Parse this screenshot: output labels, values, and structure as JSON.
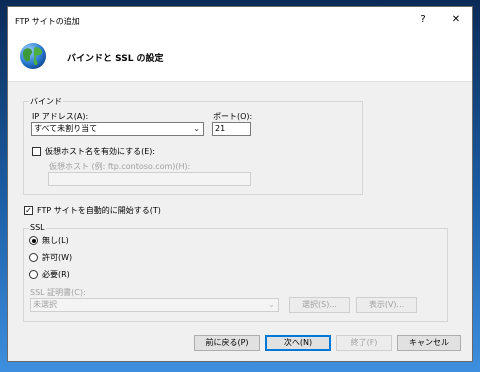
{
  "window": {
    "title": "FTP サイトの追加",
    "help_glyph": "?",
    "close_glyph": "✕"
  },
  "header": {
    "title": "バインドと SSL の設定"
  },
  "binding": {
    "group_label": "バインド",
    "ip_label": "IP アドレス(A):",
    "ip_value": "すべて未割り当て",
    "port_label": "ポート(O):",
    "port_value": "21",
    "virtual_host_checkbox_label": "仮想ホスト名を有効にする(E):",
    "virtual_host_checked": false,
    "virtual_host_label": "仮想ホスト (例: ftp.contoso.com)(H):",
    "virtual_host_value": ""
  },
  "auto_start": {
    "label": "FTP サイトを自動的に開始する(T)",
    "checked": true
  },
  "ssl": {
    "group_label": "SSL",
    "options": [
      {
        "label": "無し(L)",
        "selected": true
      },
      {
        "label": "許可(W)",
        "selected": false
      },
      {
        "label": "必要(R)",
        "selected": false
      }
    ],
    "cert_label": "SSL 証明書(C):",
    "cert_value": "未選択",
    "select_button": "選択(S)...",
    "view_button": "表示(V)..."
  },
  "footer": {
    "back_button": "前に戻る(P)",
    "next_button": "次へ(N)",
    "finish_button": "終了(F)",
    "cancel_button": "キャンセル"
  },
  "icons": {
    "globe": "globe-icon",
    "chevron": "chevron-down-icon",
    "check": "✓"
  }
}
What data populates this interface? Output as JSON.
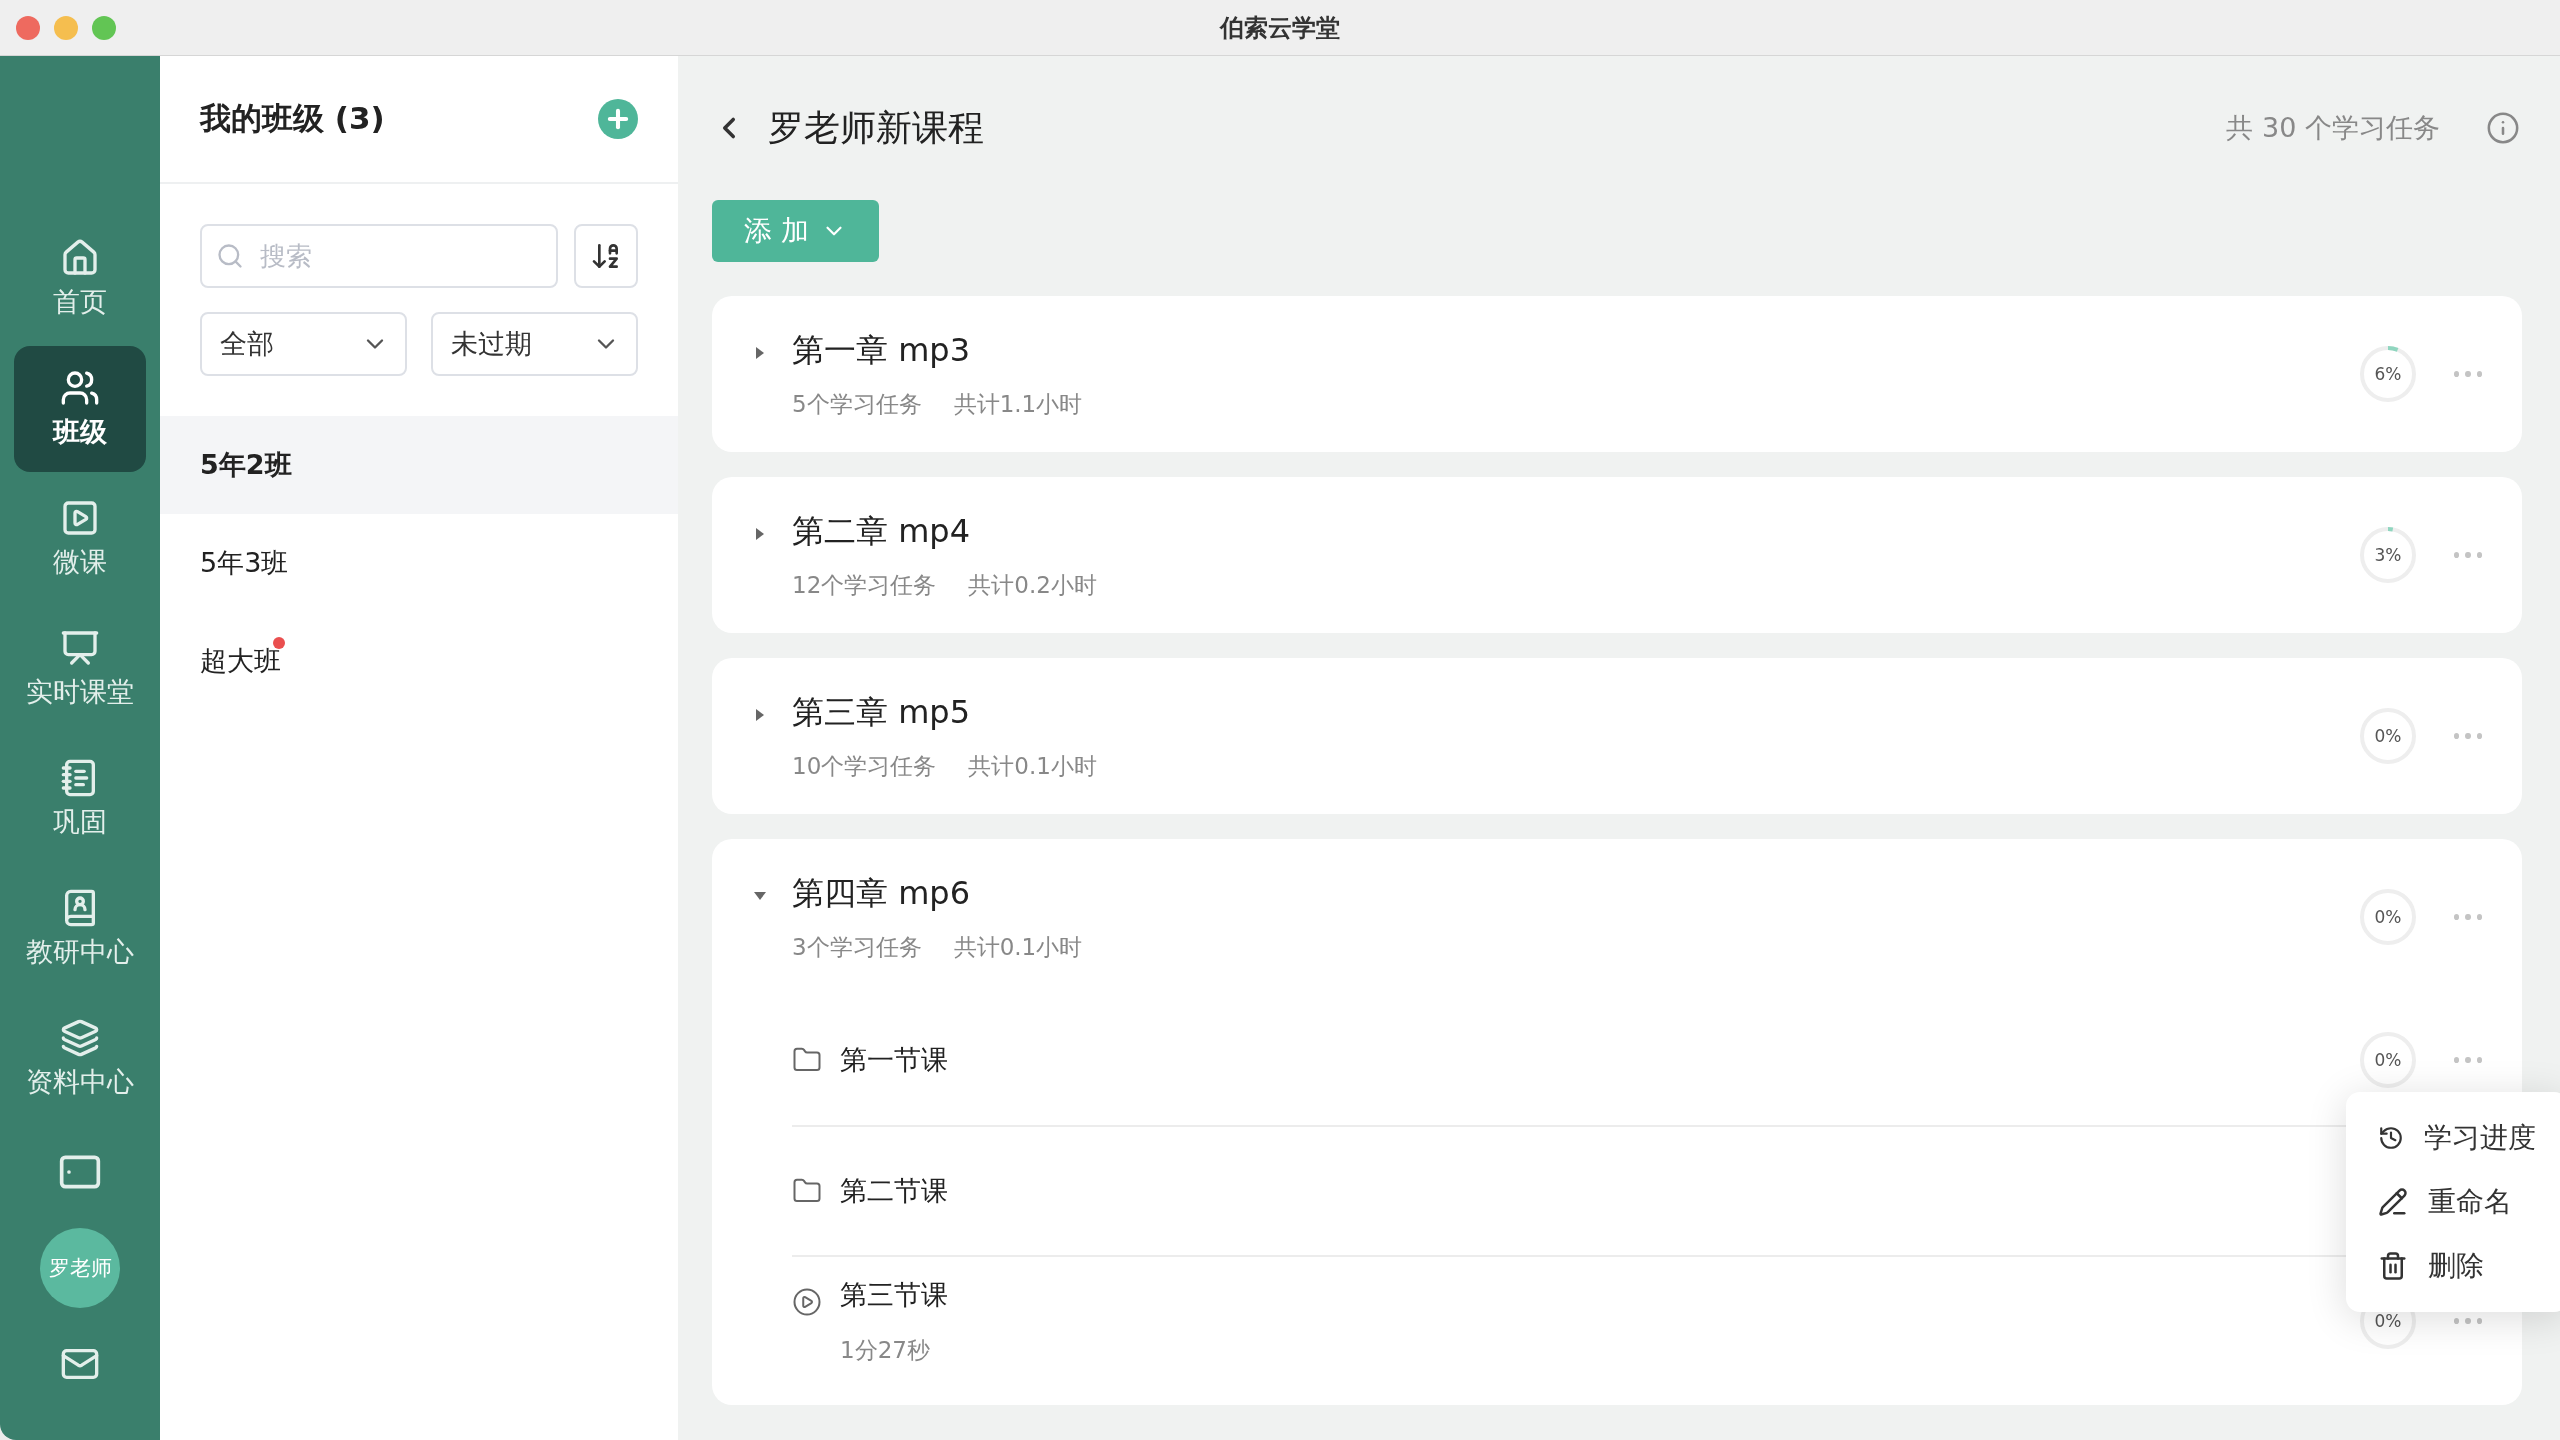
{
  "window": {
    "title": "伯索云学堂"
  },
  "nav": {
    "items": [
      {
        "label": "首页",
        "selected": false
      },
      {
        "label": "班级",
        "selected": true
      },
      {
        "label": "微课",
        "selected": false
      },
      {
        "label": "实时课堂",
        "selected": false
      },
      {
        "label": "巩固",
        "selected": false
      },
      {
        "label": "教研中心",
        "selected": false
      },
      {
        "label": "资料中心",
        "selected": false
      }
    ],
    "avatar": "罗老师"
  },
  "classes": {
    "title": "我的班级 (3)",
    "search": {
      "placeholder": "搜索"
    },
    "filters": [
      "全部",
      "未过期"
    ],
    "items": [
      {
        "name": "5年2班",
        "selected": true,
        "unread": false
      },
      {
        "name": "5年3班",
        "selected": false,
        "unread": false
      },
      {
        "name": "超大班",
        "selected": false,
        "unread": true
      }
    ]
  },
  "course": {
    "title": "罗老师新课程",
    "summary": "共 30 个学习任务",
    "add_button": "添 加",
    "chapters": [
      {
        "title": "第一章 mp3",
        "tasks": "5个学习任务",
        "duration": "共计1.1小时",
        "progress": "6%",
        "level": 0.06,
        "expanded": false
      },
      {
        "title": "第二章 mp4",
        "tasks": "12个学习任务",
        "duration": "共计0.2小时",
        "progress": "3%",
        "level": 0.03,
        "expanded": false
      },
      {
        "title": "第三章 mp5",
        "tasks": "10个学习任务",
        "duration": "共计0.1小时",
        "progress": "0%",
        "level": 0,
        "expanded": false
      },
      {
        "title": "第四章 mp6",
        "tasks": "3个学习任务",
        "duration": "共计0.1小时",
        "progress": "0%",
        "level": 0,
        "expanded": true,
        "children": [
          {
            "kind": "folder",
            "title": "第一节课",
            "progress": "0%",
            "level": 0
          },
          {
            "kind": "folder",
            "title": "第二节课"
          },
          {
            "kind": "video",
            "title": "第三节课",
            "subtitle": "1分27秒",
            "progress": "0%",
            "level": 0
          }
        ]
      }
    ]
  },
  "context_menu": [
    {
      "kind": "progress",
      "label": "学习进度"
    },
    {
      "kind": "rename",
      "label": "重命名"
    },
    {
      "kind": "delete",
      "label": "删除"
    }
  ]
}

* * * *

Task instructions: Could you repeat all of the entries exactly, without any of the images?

Task result:
Parse this screenshot: output labels, values, and structure as JSON.
{
  "window": {
    "title": "FTP サイトの追加",
    "help_glyph": "?",
    "close_glyph": "✕"
  },
  "header": {
    "title": "バインドと SSL の設定"
  },
  "binding": {
    "group_label": "バインド",
    "ip_label": "IP アドレス(A):",
    "ip_value": "すべて未割り当て",
    "port_label": "ポート(O):",
    "port_value": "21",
    "virtual_host_checkbox_label": "仮想ホスト名を有効にする(E):",
    "virtual_host_checked": false,
    "virtual_host_label": "仮想ホスト (例: ftp.contoso.com)(H):",
    "virtual_host_value": ""
  },
  "auto_start": {
    "label": "FTP サイトを自動的に開始する(T)",
    "checked": true
  },
  "ssl": {
    "group_label": "SSL",
    "options": [
      {
        "label": "無し(L)",
        "selected": true
      },
      {
        "label": "許可(W)",
        "selected": false
      },
      {
        "label": "必要(R)",
        "selected": false
      }
    ],
    "cert_label": "SSL 証明書(C):",
    "cert_value": "未選択",
    "select_button": "選択(S)...",
    "view_button": "表示(V)..."
  },
  "footer": {
    "back_button": "前に戻る(P)",
    "next_button": "次へ(N)",
    "finish_button": "終了(F)",
    "cancel_button": "キャンセル"
  },
  "icons": {
    "globe": "globe-icon",
    "chevron": "chevron-down-icon",
    "check": "✓"
  }
}
What data populates this interface? Output as JSON.
{
  "window": {
    "title": "伯索云学堂"
  },
  "nav": {
    "items": [
      {
        "label": "首页",
        "selected": false
      },
      {
        "label": "班级",
        "selected": true
      },
      {
        "label": "微课",
        "selected": false
      },
      {
        "label": "实时课堂",
        "selected": false
      },
      {
        "label": "巩固",
        "selected": false
      },
      {
        "label": "教研中心",
        "selected": false
      },
      {
        "label": "资料中心",
        "selected": false
      }
    ],
    "avatar": "罗老师"
  },
  "classes": {
    "title": "我的班级 (3)",
    "search": {
      "placeholder": "搜索"
    },
    "filters": [
      "全部",
      "未过期"
    ],
    "items": [
      {
        "name": "5年2班",
        "selected": true,
        "unread": false
      },
      {
        "name": "5年3班",
        "selected": false,
        "unread": false
      },
      {
        "name": "超大班",
        "selected": false,
        "unread": true
      }
    ]
  },
  "course": {
    "title": "罗老师新课程",
    "summary": "共 30 个学习任务",
    "add_button": "添 加",
    "chapters": [
      {
        "title": "第一章 mp3",
        "tasks": "5个学习任务",
        "duration": "共计1.1小时",
        "progress": "6%",
        "level": 0.06,
        "expanded": false
      },
      {
        "title": "第二章 mp4",
        "tasks": "12个学习任务",
        "duration": "共计0.2小时",
        "progress": "3%",
        "level": 0.03,
        "expanded": false
      },
      {
        "title": "第三章 mp5",
        "tasks": "10个学习任务",
        "duration": "共计0.1小时",
        "progress": "0%",
        "level": 0,
        "expanded": false
      },
      {
        "title": "第四章 mp6",
        "tasks": "3个学习任务",
        "duration": "共计0.1小时",
        "progress": "0%",
        "level": 0,
        "expanded": true,
        "children": [
          {
            "kind": "folder",
            "title": "第一节课",
            "progress": "0%",
            "level": 0
          },
          {
            "kind": "folder",
            "title": "第二节课"
          },
          {
            "kind": "video",
            "title": "第三节课",
            "subtitle": "1分27秒",
            "progress": "0%",
            "level": 0
          }
        ]
      }
    ]
  },
  "context_menu": [
    {
      "kind": "progress",
      "label": "学习进度"
    },
    {
      "kind": "rename",
      "label": "重命名"
    },
    {
      "kind": "delete",
      "label": "删除"
    }
  ]
}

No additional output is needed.